[[ Available records, beginning ]]
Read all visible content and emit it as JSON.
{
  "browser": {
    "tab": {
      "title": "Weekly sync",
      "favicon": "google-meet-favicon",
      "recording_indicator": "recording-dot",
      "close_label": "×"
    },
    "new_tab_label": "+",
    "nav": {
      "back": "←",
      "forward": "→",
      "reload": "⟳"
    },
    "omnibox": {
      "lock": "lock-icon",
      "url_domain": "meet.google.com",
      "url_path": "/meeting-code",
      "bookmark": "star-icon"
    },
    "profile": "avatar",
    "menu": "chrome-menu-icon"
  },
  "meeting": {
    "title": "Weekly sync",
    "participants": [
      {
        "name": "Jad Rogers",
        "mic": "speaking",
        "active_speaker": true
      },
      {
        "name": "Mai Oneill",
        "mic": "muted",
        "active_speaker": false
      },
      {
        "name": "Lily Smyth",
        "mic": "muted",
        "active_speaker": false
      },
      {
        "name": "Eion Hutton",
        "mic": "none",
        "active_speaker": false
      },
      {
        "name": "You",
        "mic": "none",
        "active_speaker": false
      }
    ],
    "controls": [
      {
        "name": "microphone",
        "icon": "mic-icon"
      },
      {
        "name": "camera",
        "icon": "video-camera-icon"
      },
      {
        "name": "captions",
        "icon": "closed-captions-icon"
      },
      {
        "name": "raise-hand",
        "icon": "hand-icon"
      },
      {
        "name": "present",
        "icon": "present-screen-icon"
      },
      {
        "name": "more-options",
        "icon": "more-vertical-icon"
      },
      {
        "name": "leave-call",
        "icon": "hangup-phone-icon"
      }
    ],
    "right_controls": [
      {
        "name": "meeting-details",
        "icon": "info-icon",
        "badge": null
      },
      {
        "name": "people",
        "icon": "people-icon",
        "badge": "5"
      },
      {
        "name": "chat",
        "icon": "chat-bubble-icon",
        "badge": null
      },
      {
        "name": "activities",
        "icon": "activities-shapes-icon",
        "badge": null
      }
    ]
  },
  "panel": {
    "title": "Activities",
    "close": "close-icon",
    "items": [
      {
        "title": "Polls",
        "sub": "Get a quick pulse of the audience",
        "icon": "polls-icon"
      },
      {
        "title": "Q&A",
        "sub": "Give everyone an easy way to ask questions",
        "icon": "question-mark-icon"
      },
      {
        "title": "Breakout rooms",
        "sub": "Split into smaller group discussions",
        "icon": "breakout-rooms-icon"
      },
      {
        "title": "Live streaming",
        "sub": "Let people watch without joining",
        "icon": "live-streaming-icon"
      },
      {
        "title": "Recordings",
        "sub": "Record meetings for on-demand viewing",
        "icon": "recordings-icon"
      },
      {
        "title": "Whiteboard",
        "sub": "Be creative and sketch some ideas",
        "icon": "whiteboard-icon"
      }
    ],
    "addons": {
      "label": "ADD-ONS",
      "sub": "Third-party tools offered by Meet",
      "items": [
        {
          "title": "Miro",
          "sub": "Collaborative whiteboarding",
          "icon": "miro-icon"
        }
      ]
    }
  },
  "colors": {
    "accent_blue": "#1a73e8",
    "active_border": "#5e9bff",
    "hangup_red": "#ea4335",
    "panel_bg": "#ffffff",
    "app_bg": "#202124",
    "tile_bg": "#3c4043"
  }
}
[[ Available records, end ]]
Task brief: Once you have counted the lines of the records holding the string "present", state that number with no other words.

Expected answer: 2